● **Exercise**
Look through the data below, and copy each line that carries the word "content".

● **Records supplied**
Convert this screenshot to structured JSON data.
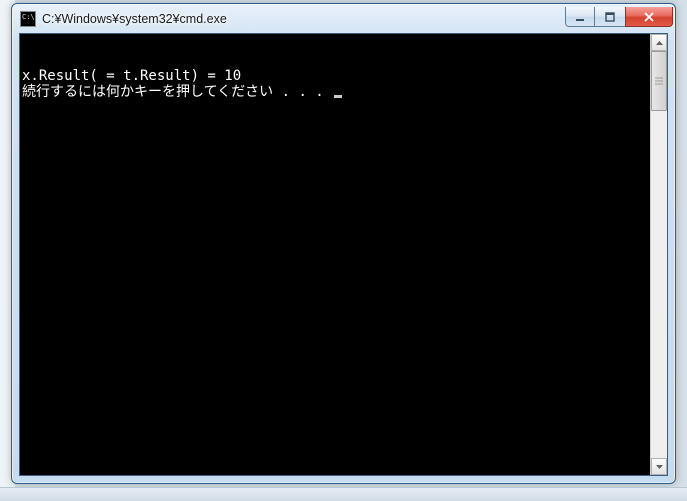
{
  "window": {
    "title": "C:¥Windows¥system32¥cmd.exe"
  },
  "console": {
    "line1": "x.Result( = t.Result) = 10",
    "line2": "続行するには何かキーを押してください . . . "
  },
  "statusbar": {
    "text": ""
  }
}
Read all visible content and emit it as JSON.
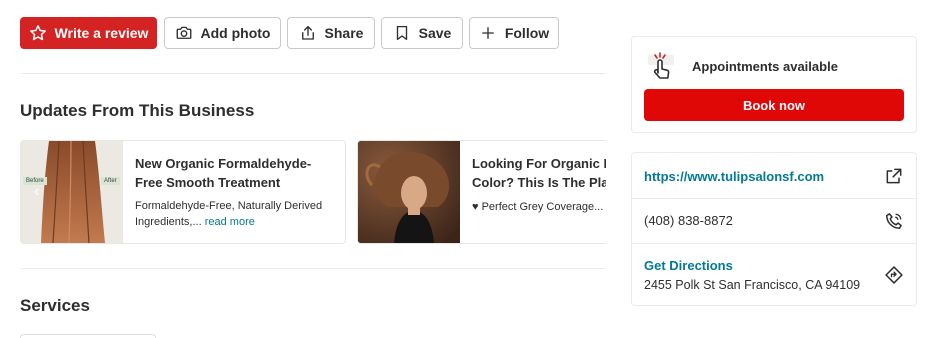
{
  "actions": {
    "write_review": "Write a review",
    "add_photo": "Add photo",
    "share": "Share",
    "save": "Save",
    "follow": "Follow"
  },
  "updates": {
    "title": "Updates From This Business",
    "cards": [
      {
        "title_line1": "New Organic Formaldehyde-",
        "title_line2": "Free Smooth Treatment",
        "desc_line1": "Formaldehyde-Free, Naturally Derived",
        "desc_line2": "Ingredients,... ",
        "read_more": "read more",
        "before_tag": "Before",
        "after_tag": "After"
      },
      {
        "title_line1": "Looking For Organic H",
        "title_line2": "Color? This Is The Plac",
        "desc_line1": "♥ Perfect Grey Coverage..."
      }
    ]
  },
  "services": {
    "title": "Services"
  },
  "booking": {
    "label": "Appointments available",
    "button": "Book now"
  },
  "info": {
    "website": "https://www.tulipsalonsf.com",
    "phone": "(408) 838-8872",
    "directions_label": "Get Directions",
    "address": "2455 Polk St San Francisco, CA 94109"
  },
  "colors": {
    "brand_red": "#d32323",
    "link_teal": "#027a97",
    "border": "#c8c9ca"
  }
}
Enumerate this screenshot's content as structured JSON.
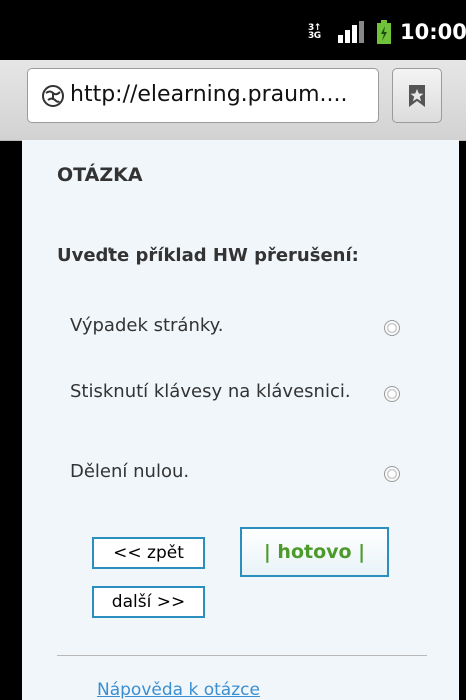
{
  "status_bar": {
    "network_label": "3G",
    "time": "10:00"
  },
  "browser": {
    "url": "http://elearning.praum...."
  },
  "quiz": {
    "heading": "OTÁZKA",
    "question": "Uveďte příklad HW přerušení:",
    "options": [
      {
        "label": "Výpadek stránky."
      },
      {
        "label": "Stisknutí klávesy na klávesnici."
      },
      {
        "label": "Dělení nulou."
      }
    ],
    "buttons": {
      "back": "<< zpět",
      "done": "| hotovo |",
      "next": "další >>"
    },
    "help_link": "Nápověda k otázce"
  }
}
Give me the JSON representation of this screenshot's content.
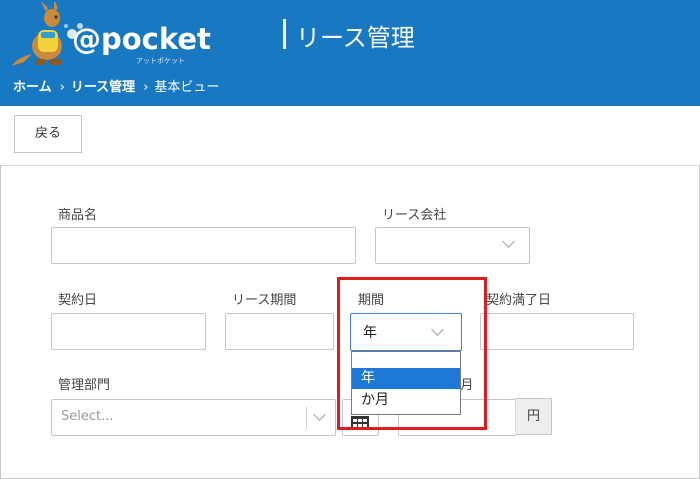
{
  "header": {
    "logo_text": "@pocket",
    "logo_sub": "アットポケット",
    "title": "リース管理",
    "breadcrumb": [
      "ホーム",
      "リース管理",
      "基本ビュー"
    ],
    "breadcrumb_sep": "›"
  },
  "toolbar": {
    "back_label": "戻る"
  },
  "form": {
    "product_name_label": "商品名",
    "lease_company_label": "リース会社",
    "contract_date_label": "契約日",
    "lease_period_label": "リース期間",
    "period_label": "期間",
    "contract_end_label": "契約満了日",
    "department_label": "管理部門",
    "department_placeholder": "Select...",
    "monthly_suffix_label": "/月",
    "yen_label": "円",
    "period_unit": {
      "value": "年",
      "options": [
        "年",
        "か月"
      ],
      "highlighted_option": "年"
    }
  },
  "colors": {
    "header_bg": "#1978c2",
    "highlight_border": "#e01c1c",
    "selected_option_bg": "#1e79d6",
    "focus_border": "#3b7fd6"
  },
  "icons": [
    "kangaroo-logo-icon",
    "chevron-down-icon",
    "calculator-icon"
  ]
}
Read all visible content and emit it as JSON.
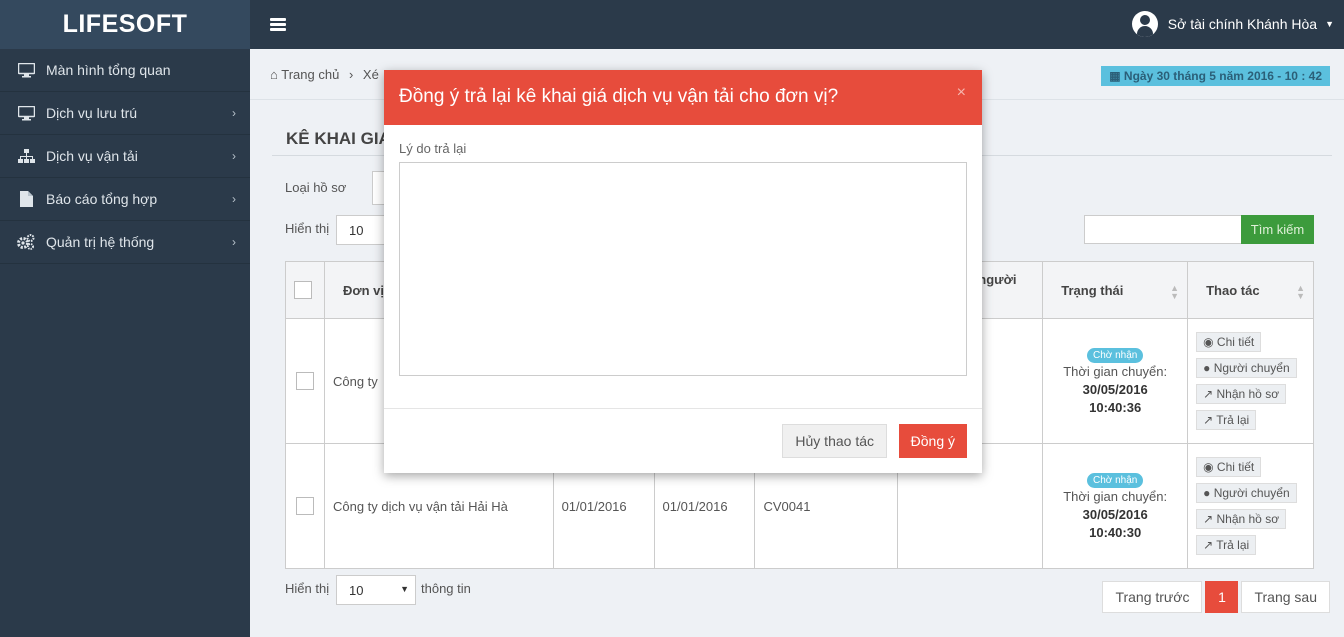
{
  "app": {
    "brand": "LIFESOFT"
  },
  "header": {
    "user_name": "Sở tài chính Khánh Hòa"
  },
  "sidebar": {
    "items": [
      {
        "label": "Màn hình tổng quan",
        "icon": "monitor-icon"
      },
      {
        "label": "Dịch vụ lưu trú",
        "icon": "monitor-icon"
      },
      {
        "label": "Dịch vụ vận tải",
        "icon": "sitemap-icon"
      },
      {
        "label": "Báo cáo tổng hợp",
        "icon": "file-icon"
      },
      {
        "label": "Quản trị hệ thống",
        "icon": "gears-icon"
      }
    ]
  },
  "breadcrumb": {
    "home": "Trang chủ",
    "sep": "›",
    "next": "Xé"
  },
  "date_badge": "Ngày 30 tháng 5 năm 2016 - 10 : 42",
  "page": {
    "title": "KÊ KHAI GIA",
    "filter_label": "Loại hồ sơ",
    "show_label": "Hiển thị",
    "show_value": "10",
    "search_button": "Tìm kiếm"
  },
  "table": {
    "headers": {
      "unit": "Đơn vị",
      "sender": "người",
      "status": "Trạng thái",
      "actions": "Thao tác"
    },
    "rows": [
      {
        "unit": "Công ty",
        "date1": "",
        "date2": "",
        "code": "",
        "status": "Chờ nhận",
        "time_label": "Thời gian chuyển:",
        "time_date": "30/05/2016",
        "time_clock": "10:40:36",
        "actions": [
          "Chi tiết",
          "Người chuyển",
          "Nhận hồ sơ",
          "Trả lại"
        ]
      },
      {
        "unit": "Công ty dịch vụ vận tải Hải Hà",
        "date1": "01/01/2016",
        "date2": "01/01/2016",
        "code": "CV0041",
        "status": "Chờ nhận",
        "time_label": "Thời gian chuyển:",
        "time_date": "30/05/2016",
        "time_clock": "10:40:30",
        "actions": [
          "Chi tiết",
          "Người chuyển",
          "Nhận hồ sơ",
          "Trả lại"
        ]
      }
    ]
  },
  "footer": {
    "show_label": "Hiển thị",
    "show_value": "10",
    "info": "thông tin",
    "prev": "Trang trước",
    "current": "1",
    "next": "Trang sau"
  },
  "modal": {
    "title": "Đồng ý trả lại kê khai giá dịch vụ vận tải cho đơn vị?",
    "close": "×",
    "field_label": "Lý do trả lại",
    "field_value": "",
    "cancel": "Hủy thao tác",
    "ok": "Đồng ý"
  },
  "colors": {
    "primary_red": "#e74c3c",
    "sidebar": "#2b3a4a",
    "info": "#5bc0de",
    "success": "#3c9b3c"
  }
}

● **Problem solution**
Read all visible content and emit it as JSON.
Enumerate this screenshot's content as structured JSON.
Give me the JSON representation of this screenshot's content.
Read all visible content and emit it as JSON.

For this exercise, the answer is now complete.